━━ RECORD EXTRACTS ━━

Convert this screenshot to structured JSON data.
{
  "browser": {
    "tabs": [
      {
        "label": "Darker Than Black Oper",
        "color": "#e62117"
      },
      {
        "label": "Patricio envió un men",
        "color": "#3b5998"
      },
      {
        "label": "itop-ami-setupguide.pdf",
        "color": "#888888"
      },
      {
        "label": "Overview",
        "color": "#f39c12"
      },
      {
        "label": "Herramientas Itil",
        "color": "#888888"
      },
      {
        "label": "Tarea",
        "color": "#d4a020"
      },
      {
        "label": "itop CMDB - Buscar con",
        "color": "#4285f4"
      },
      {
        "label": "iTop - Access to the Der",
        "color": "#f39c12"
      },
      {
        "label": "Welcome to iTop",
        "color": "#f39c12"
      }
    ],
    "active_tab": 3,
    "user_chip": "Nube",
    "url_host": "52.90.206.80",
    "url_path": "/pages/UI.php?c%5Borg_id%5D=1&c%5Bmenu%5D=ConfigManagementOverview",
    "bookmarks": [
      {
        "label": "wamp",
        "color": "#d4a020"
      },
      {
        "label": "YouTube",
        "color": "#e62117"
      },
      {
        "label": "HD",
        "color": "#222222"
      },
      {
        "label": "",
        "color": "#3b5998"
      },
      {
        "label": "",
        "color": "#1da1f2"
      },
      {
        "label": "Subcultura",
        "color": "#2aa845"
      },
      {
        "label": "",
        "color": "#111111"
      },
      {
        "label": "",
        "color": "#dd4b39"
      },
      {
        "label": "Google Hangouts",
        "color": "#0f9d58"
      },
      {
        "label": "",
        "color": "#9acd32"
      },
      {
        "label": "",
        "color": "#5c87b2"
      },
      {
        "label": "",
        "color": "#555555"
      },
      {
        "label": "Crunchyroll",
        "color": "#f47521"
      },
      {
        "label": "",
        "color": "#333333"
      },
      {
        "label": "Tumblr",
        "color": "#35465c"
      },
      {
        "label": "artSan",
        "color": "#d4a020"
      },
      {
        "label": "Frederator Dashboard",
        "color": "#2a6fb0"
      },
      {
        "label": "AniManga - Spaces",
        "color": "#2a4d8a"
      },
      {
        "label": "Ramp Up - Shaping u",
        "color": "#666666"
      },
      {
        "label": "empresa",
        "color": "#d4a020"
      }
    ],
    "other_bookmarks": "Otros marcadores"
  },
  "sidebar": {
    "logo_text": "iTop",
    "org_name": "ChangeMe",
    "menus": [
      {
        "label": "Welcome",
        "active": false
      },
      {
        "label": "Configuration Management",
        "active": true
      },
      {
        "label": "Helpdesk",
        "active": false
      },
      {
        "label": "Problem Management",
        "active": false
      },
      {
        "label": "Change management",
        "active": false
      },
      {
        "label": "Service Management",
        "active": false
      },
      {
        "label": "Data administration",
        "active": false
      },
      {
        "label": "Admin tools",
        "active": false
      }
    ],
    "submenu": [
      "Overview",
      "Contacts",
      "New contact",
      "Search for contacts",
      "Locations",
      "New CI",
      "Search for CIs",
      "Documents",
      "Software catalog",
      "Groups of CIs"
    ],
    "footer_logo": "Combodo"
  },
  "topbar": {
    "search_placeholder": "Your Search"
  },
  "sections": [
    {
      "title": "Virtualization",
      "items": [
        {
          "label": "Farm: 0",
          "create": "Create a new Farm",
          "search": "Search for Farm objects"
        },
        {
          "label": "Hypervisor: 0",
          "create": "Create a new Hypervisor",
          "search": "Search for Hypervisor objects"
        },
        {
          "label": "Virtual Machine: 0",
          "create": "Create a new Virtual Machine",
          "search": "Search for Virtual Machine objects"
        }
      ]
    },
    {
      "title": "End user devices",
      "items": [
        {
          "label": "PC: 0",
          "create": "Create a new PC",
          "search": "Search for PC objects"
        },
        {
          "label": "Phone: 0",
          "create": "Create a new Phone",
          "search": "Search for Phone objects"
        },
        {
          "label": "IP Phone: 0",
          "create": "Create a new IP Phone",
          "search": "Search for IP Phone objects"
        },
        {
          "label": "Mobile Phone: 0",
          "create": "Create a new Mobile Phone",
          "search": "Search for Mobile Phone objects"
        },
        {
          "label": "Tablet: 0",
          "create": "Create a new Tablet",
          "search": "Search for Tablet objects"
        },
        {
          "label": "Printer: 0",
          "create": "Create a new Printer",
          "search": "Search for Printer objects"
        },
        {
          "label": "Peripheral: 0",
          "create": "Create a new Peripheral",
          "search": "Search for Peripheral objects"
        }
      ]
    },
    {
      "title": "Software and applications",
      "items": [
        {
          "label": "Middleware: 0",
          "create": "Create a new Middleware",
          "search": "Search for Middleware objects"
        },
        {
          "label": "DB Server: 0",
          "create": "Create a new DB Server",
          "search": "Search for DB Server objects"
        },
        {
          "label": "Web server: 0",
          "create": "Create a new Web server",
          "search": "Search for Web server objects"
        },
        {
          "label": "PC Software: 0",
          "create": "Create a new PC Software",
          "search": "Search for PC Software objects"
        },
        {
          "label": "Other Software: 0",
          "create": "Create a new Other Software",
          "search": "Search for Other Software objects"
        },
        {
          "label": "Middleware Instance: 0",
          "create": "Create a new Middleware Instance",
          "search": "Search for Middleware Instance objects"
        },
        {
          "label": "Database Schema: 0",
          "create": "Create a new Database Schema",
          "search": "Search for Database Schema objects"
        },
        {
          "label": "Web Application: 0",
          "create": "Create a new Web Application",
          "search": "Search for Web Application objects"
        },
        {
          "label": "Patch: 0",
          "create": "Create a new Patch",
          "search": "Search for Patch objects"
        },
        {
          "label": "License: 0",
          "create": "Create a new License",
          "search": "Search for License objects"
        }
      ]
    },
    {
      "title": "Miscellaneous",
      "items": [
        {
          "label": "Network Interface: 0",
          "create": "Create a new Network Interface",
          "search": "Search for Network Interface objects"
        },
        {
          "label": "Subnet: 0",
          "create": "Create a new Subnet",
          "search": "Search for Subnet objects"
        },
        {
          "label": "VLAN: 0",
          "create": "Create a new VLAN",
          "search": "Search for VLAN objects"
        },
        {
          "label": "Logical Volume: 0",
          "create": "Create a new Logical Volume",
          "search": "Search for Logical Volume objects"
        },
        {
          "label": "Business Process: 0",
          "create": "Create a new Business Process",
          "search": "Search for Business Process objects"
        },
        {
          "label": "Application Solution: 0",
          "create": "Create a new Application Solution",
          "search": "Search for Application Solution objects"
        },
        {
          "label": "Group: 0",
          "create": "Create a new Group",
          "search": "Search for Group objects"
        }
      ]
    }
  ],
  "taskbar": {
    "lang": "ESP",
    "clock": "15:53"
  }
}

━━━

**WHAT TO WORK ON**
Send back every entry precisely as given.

**SOLUTION BELOW**
Convert this screenshot to structured JSON data.
{
  "browser": {
    "tabs": [
      {
        "label": "Darker Than Black Oper",
        "color": "#e62117"
      },
      {
        "label": "Patricio envió un men",
        "color": "#3b5998"
      },
      {
        "label": "itop-ami-setupguide.pdf",
        "color": "#888888"
      },
      {
        "label": "Overview",
        "color": "#f39c12"
      },
      {
        "label": "Herramientas Itil",
        "color": "#888888"
      },
      {
        "label": "Tarea",
        "color": "#d4a020"
      },
      {
        "label": "itop CMDB - Buscar con",
        "color": "#4285f4"
      },
      {
        "label": "iTop - Access to the Der",
        "color": "#f39c12"
      },
      {
        "label": "Welcome to iTop",
        "color": "#f39c12"
      }
    ],
    "active_tab": 3,
    "user_chip": "Nube",
    "url_host": "52.90.206.80",
    "url_path": "/pages/UI.php?c%5Borg_id%5D=1&c%5Bmenu%5D=ConfigManagementOverview",
    "bookmarks": [
      {
        "label": "wamp",
        "color": "#d4a020"
      },
      {
        "label": "YouTube",
        "color": "#e62117"
      },
      {
        "label": "HD",
        "color": "#222222"
      },
      {
        "label": "",
        "color": "#3b5998"
      },
      {
        "label": "",
        "color": "#1da1f2"
      },
      {
        "label": "Subcultura",
        "color": "#2aa845"
      },
      {
        "label": "",
        "color": "#111111"
      },
      {
        "label": "",
        "color": "#dd4b39"
      },
      {
        "label": "Google Hangouts",
        "color": "#0f9d58"
      },
      {
        "label": "",
        "color": "#9acd32"
      },
      {
        "label": "",
        "color": "#5c87b2"
      },
      {
        "label": "",
        "color": "#555555"
      },
      {
        "label": "Crunchyroll",
        "color": "#f47521"
      },
      {
        "label": "",
        "color": "#333333"
      },
      {
        "label": "Tumblr",
        "color": "#35465c"
      },
      {
        "label": "artSan",
        "color": "#d4a020"
      },
      {
        "label": "Frederator Dashboard",
        "color": "#2a6fb0"
      },
      {
        "label": "AniManga - Spaces",
        "color": "#2a4d8a"
      },
      {
        "label": "Ramp Up - Shaping u",
        "color": "#666666"
      },
      {
        "label": "empresa",
        "color": "#d4a020"
      }
    ],
    "other_bookmarks": "Otros marcadores"
  },
  "sidebar": {
    "logo_text": "iTop",
    "org_name": "ChangeMe",
    "menus": [
      {
        "label": "Welcome",
        "active": false
      },
      {
        "label": "Configuration Management",
        "active": true
      },
      {
        "label": "Helpdesk",
        "active": false
      },
      {
        "label": "Problem Management",
        "active": false
      },
      {
        "label": "Change management",
        "active": false
      },
      {
        "label": "Service Management",
        "active": false
      },
      {
        "label": "Data administration",
        "active": false
      },
      {
        "label": "Admin tools",
        "active": false
      }
    ],
    "submenu": [
      "Overview",
      "Contacts",
      "New contact",
      "Search for contacts",
      "Locations",
      "New CI",
      "Search for CIs",
      "Documents",
      "Software catalog",
      "Groups of CIs"
    ],
    "footer_logo": "Combodo"
  },
  "topbar": {
    "search_placeholder": "Your Search"
  },
  "sections": [
    {
      "title": "Virtualization",
      "items": [
        {
          "label": "Farm: 0",
          "create": "Create a new Farm",
          "search": "Search for Farm objects"
        },
        {
          "label": "Hypervisor: 0",
          "create": "Create a new Hypervisor",
          "search": "Search for Hypervisor objects"
        },
        {
          "label": "Virtual Machine: 0",
          "create": "Create a new Virtual Machine",
          "search": "Search for Virtual Machine objects"
        }
      ]
    },
    {
      "title": "End user devices",
      "items": [
        {
          "label": "PC: 0",
          "create": "Create a new PC",
          "search": "Search for PC objects"
        },
        {
          "label": "Phone: 0",
          "create": "Create a new Phone",
          "search": "Search for Phone objects"
        },
        {
          "label": "IP Phone: 0",
          "create": "Create a new IP Phone",
          "search": "Search for IP Phone objects"
        },
        {
          "label": "Mobile Phone: 0",
          "create": "Create a new Mobile Phone",
          "search": "Search for Mobile Phone objects"
        },
        {
          "label": "Tablet: 0",
          "create": "Create a new Tablet",
          "search": "Search for Tablet objects"
        },
        {
          "label": "Printer: 0",
          "create": "Create a new Printer",
          "search": "Search for Printer objects"
        },
        {
          "label": "Peripheral: 0",
          "create": "Create a new Peripheral",
          "search": "Search for Peripheral objects"
        }
      ]
    },
    {
      "title": "Software and applications",
      "items": [
        {
          "label": "Middleware: 0",
          "create": "Create a new Middleware",
          "search": "Search for Middleware objects"
        },
        {
          "label": "DB Server: 0",
          "create": "Create a new DB Server",
          "search": "Search for DB Server objects"
        },
        {
          "label": "Web server: 0",
          "create": "Create a new Web server",
          "search": "Search for Web server objects"
        },
        {
          "label": "PC Software: 0",
          "create": "Create a new PC Software",
          "search": "Search for PC Software objects"
        },
        {
          "label": "Other Software: 0",
          "create": "Create a new Other Software",
          "search": "Search for Other Software objects"
        },
        {
          "label": "Middleware Instance: 0",
          "create": "Create a new Middleware Instance",
          "search": "Search for Middleware Instance objects"
        },
        {
          "label": "Database Schema: 0",
          "create": "Create a new Database Schema",
          "search": "Search for Database Schema objects"
        },
        {
          "label": "Web Application: 0",
          "create": "Create a new Web Application",
          "search": "Search for Web Application objects"
        },
        {
          "label": "Patch: 0",
          "create": "Create a new Patch",
          "search": "Search for Patch objects"
        },
        {
          "label": "License: 0",
          "create": "Create a new License",
          "search": "Search for License objects"
        }
      ]
    },
    {
      "title": "Miscellaneous",
      "items": [
        {
          "label": "Network Interface: 0",
          "create": "Create a new Network Interface",
          "search": "Search for Network Interface objects"
        },
        {
          "label": "Subnet: 0",
          "create": "Create a new Subnet",
          "search": "Search for Subnet objects"
        },
        {
          "label": "VLAN: 0",
          "create": "Create a new VLAN",
          "search": "Search for VLAN objects"
        },
        {
          "label": "Logical Volume: 0",
          "create": "Create a new Logical Volume",
          "search": "Search for Logical Volume objects"
        },
        {
          "label": "Business Process: 0",
          "create": "Create a new Business Process",
          "search": "Search for Business Process objects"
        },
        {
          "label": "Application Solution: 0",
          "create": "Create a new Application Solution",
          "search": "Search for Application Solution objects"
        },
        {
          "label": "Group: 0",
          "create": "Create a new Group",
          "search": "Search for Group objects"
        }
      ]
    }
  ],
  "taskbar": {
    "lang": "ESP",
    "clock": "15:53"
  }
}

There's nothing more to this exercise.